  1. I guess maybe this is why I have such a problem with newer translations of the Bible. They make it so easy to take away the health message, to reduce the gospel to justification, leaving sanctification for after Jesus returns. In fact, using these newer translations, it becomes difficult to give a class on the 2300 day prophecy of Daniel, or even on the Sabbath - since there are "plain" texts about when we worship!

    I guess my main concern is that we, as Adventists, have jettisoned the health message given in a vision to Ellen White, and accepted a modern 'healthy lifestyle' version instead! I mean, do we really believe that those who will be fitted for translation will not partake of flesh meats? Do we believe there will come a time (don't look now, but it may already be here!) when it will not be safe to eat any meat products?

    Dave, you've quoted all the classic texts used against Adventists to prove that it doesn't matter what you eat ... so is that what you believe?


  2. First, I think that those texts I quoted say the same thing whether you read them in the KJV or not. (I prefer to go to the orriginal Greek myself, but not everyone has that opportunity.) So we have a duty to integrate a "plain reading" of them into our theology.

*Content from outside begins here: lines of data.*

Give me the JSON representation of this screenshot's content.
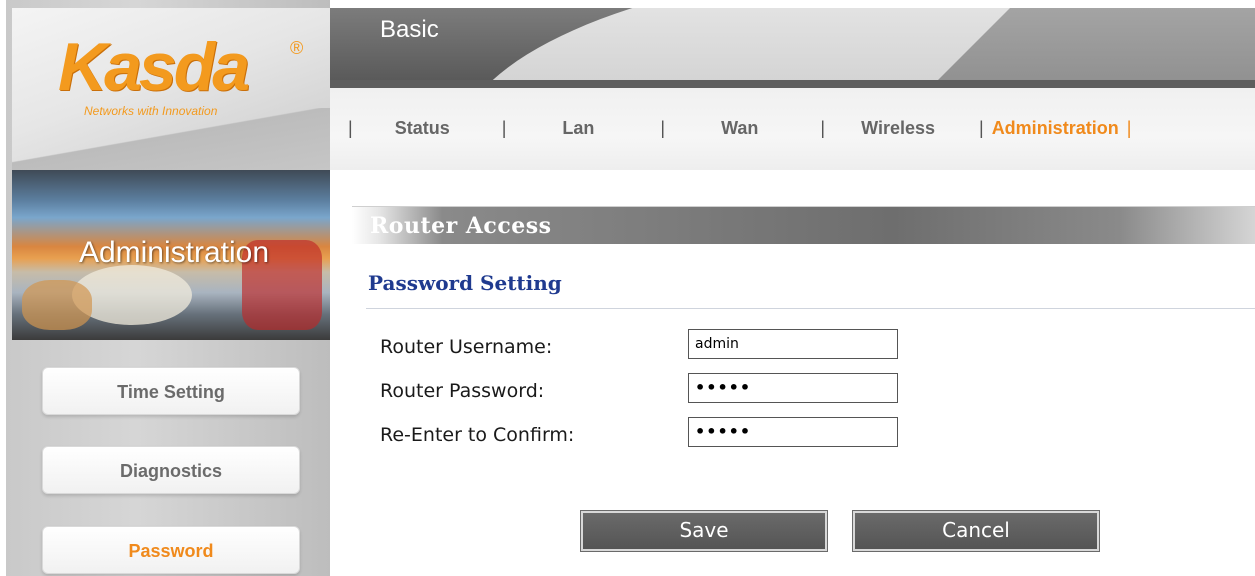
{
  "logo": {
    "brand": "Kasda",
    "registered": "®",
    "tagline": "Networks with Innovation"
  },
  "header": {
    "basic_label": "Basic"
  },
  "nav": {
    "items": [
      {
        "label": "Status"
      },
      {
        "label": "Lan"
      },
      {
        "label": "Wan"
      },
      {
        "label": "Wireless"
      },
      {
        "label": "Administration"
      }
    ],
    "separator": "|",
    "active": "Administration",
    "active_color": "#f08a1c"
  },
  "sidebar": {
    "section_title": "Administration",
    "items": [
      {
        "label": "Time Setting"
      },
      {
        "label": "Diagnostics"
      },
      {
        "label": "Password"
      }
    ],
    "active": "Password"
  },
  "main": {
    "section_bar_title": "Router Access",
    "heading": "Password Setting",
    "heading_color": "#1f3a8f",
    "fields": [
      {
        "label": "Router Username:",
        "value": "admin",
        "type": "text"
      },
      {
        "label": "Router Password:",
        "value": "•••••",
        "type": "password"
      },
      {
        "label": "Re-Enter to Confirm:",
        "value": "•••••",
        "type": "password"
      }
    ],
    "buttons": {
      "save": "Save",
      "cancel": "Cancel"
    }
  },
  "colors": {
    "accent_orange": "#f08a1c",
    "heading_blue": "#1f3a8f",
    "bar_gray": "#6e6e6e"
  }
}
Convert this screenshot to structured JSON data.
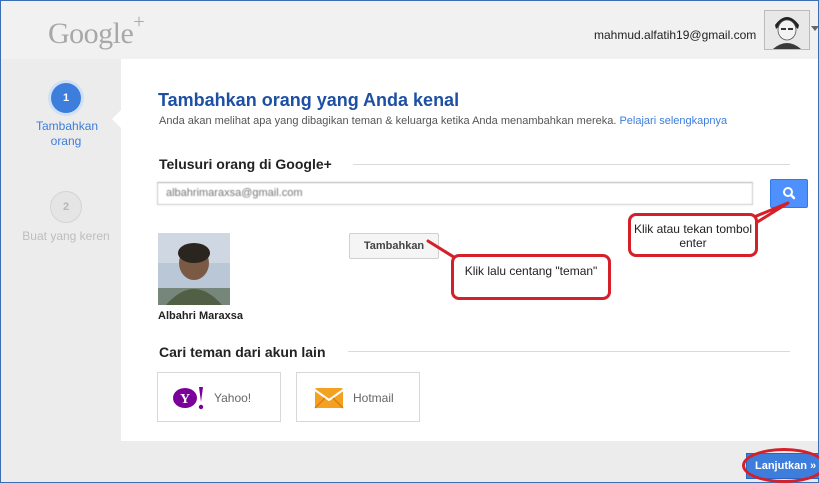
{
  "header": {
    "logo_text": "Google",
    "logo_plus": "+",
    "account_email": "mahmud.alfatih19@gmail.com"
  },
  "steps": [
    {
      "number": "1",
      "label": "Tambahkan orang",
      "state": "active"
    },
    {
      "number": "2",
      "label": "Buat yang keren",
      "state": "inactive"
    }
  ],
  "main": {
    "title": "Tambahkan orang yang Anda kenal",
    "subtitle": "Anda akan melihat apa yang dibagikan teman & keluarga ketika Anda menambahkan mereka.",
    "learn_more": "Pelajari selengkapnya",
    "search_section_title": "Telusuri orang di Google+",
    "search_value": "albahrimaraxsa@gmail.com",
    "search_result": {
      "name": "Albahri Maraxsa",
      "add_label": "Tambahkan"
    },
    "other_accounts_title": "Cari teman dari akun lain",
    "accounts": [
      {
        "name": "Yahoo!",
        "icon": "yahoo-logo"
      },
      {
        "name": "Hotmail",
        "icon": "hotmail-envelope"
      }
    ],
    "continue_label": "Lanjutkan »"
  },
  "annotations": {
    "search_callout": "Klik atau tekan tombol enter",
    "add_callout": "Klik lalu centang \"teman\""
  },
  "colors": {
    "accent": "#3d7ddb",
    "title": "#1d4fa3",
    "annotation_red": "#d5202a"
  }
}
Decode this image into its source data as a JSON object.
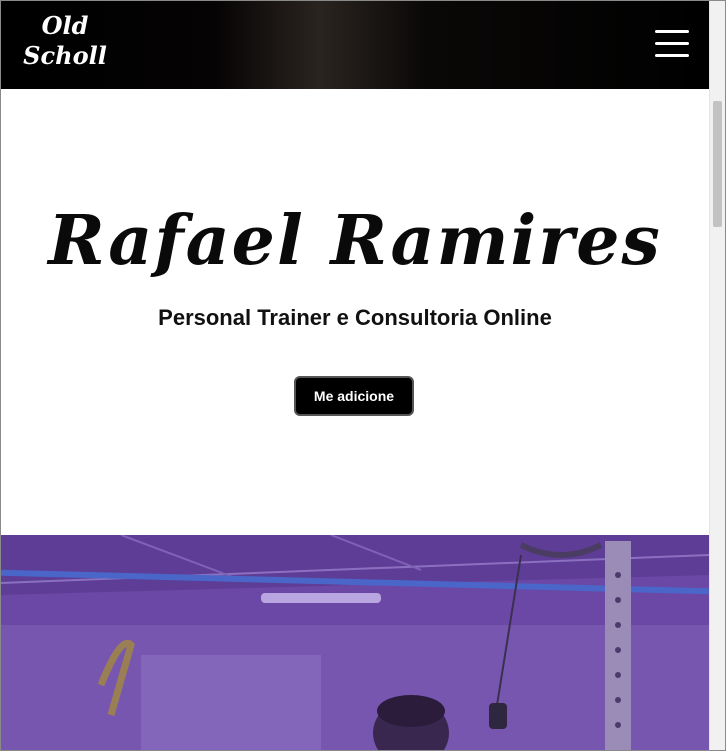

    Second, Acts 16 clearly lays out that health laws are an important part of Christian practice. I don't see how anyone could use it against our position.

    Third, I believe that the other two passages were put into the Bible to remind us that our motive for healthy eating is more important than the degree to which we eat healthfully. I believe that ignoring this fact is the root cause of much of the health "deform" within the Adventist church.

  3. I just realized I forgot to answer your central question about what I belive.

    Yes, I believe that what you eat mattters. I am a vegetarian. I believe that in the North American context the time when meat is not safe is now. But I also believe that the proper motive for eathing healthfully means sometimes, for the sake of another, we will chose not as healthfully as we could. Within the boundaries of Acts 16 and Leviticus 11 of course.

    On the issue of vegetarianism and translation. The EGW statment is this:

    Among those who are waiting for the coming of the Lord, meat eating will eventually be done away; flesh will cease to form a part of their diet. We should ever keep this end in view, and endeavor to work steadily toward it. (Counsels on Diet and Foods, quoted from Christian Temperance and Bible Health, 1890)

    She does not link vegetarianism with translation, but rather with waiting for the coming of the Lord. I believe that the vegetarian diet is and ideal for Adventists in the here and now, but not something that will bar anyone's way to heaven.

  4. Michael,

    you actually believe that the Sabbath is more difficult to teach out of the new trasnlations...Do you belive it is possible to teach the Sabbath and the 2300 days out of the NRSV or the NASB or perhaps the NIV?

    Dr. Maxwell used the RSV in his "God Cares" and he taught all of the above....Dr. Bacchiochi uses the RSV and he teaches the Sabbath...

    Are you overstating the case?

  5. Dave,

    So are you stating that you do belive that the unclean and clean meat distinction is "binding" on new testament Christians? Are you stating that you belive that it is not the law but the motive of being healthy to help others that is the real reason for why we should follow those health laws?

    Let me ask another question in a crude way..."Is eating Pork wrong." Or is it "not the best choice..."

    God bless....

  6. I believe I stated (See my second comment) that I see Leviticus 11 as "binding" on New Testament Christians. I do not think Paul was telling NT Christians not to worry about whether the meat they bought in the market was clean, but rather not to worry about whether it was sacrificed to idols.

    However, I can think of hypothetical situations where eating pork would be the right thing to do. For example, a desert island scenario where the only available food source is pork. In this situation the principle behind the "Thou shalt not kill" command takes precedence.

    So you can see that, philosophically I don't make much distinction between "wrong" and "not the best choice". They are the same thing in my oppinion.